Karen Branan discusses her memoir The Family Tree: A Lynching in Georgia, a Legacy of Secrets, and My Search for the Truth
In the tradition of Slaves in the Family, the provocative true account of the hanging of four black people by a white lynch mob in 1912, written by the great-granddaughter of the sheriff charged with protecting them.
Branan spent nearly twenty years combing through diaries and letters, hunting for clues in libraries and archives throughout the United States, and interviewing community elders to piece together the events and motives that led a group of people to murder four of their fellow citizens in such a brutal public display. Her research revealed surprising new insights into the day-to-day reality of race relations in the Jim Crow era South, but what she ultimately discovered was far more personal. As she dug into the past, Branan was forced to confront her own deep-rooted beliefs surrounding race and family, a process that came to a head when Branan learned a shocking truth: she is related not only to the sheriff, but also to one of the four who were murdered.
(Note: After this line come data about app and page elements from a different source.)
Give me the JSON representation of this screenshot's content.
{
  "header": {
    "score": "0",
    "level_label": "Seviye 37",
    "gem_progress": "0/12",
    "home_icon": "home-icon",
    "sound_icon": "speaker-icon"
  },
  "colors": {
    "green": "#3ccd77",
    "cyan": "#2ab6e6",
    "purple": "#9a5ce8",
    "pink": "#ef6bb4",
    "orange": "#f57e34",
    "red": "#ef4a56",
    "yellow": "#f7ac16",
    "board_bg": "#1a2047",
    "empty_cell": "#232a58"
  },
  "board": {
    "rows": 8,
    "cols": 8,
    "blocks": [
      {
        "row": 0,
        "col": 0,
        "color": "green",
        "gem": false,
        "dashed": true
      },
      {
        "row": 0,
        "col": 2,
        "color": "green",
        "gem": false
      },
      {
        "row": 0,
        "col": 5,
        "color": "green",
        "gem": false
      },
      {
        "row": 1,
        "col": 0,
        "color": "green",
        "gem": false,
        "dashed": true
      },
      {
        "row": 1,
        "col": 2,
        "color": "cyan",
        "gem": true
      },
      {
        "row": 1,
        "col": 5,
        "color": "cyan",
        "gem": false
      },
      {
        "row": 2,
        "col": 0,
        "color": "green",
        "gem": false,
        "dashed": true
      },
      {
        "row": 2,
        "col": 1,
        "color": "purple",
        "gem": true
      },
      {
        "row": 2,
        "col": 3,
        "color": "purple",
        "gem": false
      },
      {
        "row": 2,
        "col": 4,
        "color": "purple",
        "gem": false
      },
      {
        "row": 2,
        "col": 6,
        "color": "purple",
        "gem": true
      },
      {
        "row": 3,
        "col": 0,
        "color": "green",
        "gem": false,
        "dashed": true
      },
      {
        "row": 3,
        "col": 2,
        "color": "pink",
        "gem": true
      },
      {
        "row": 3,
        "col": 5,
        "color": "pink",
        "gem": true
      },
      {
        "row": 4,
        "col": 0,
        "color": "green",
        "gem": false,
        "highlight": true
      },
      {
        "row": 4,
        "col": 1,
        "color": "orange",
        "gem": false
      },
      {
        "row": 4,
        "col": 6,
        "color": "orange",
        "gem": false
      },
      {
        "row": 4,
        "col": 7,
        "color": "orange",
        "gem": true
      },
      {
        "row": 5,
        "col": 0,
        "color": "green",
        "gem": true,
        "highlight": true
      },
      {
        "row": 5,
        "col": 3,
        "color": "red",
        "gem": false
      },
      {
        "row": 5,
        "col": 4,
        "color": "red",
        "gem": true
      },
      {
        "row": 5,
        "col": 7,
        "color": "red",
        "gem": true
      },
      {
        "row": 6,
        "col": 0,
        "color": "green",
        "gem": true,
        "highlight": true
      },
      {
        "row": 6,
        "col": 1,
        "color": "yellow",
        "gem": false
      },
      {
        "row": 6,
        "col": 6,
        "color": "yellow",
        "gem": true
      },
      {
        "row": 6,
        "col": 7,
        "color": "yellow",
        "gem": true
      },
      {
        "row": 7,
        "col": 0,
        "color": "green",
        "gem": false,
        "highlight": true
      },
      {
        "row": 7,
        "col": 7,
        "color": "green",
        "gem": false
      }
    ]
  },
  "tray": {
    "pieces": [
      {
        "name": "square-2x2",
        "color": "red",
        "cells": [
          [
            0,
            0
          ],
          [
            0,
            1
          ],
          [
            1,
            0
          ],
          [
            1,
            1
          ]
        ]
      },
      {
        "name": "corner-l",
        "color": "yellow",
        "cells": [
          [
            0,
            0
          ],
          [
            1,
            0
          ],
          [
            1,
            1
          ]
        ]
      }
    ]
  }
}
Karen Branan is a veteran journalist who has written for newspapers, magazines, stage, and television for almost fifty years.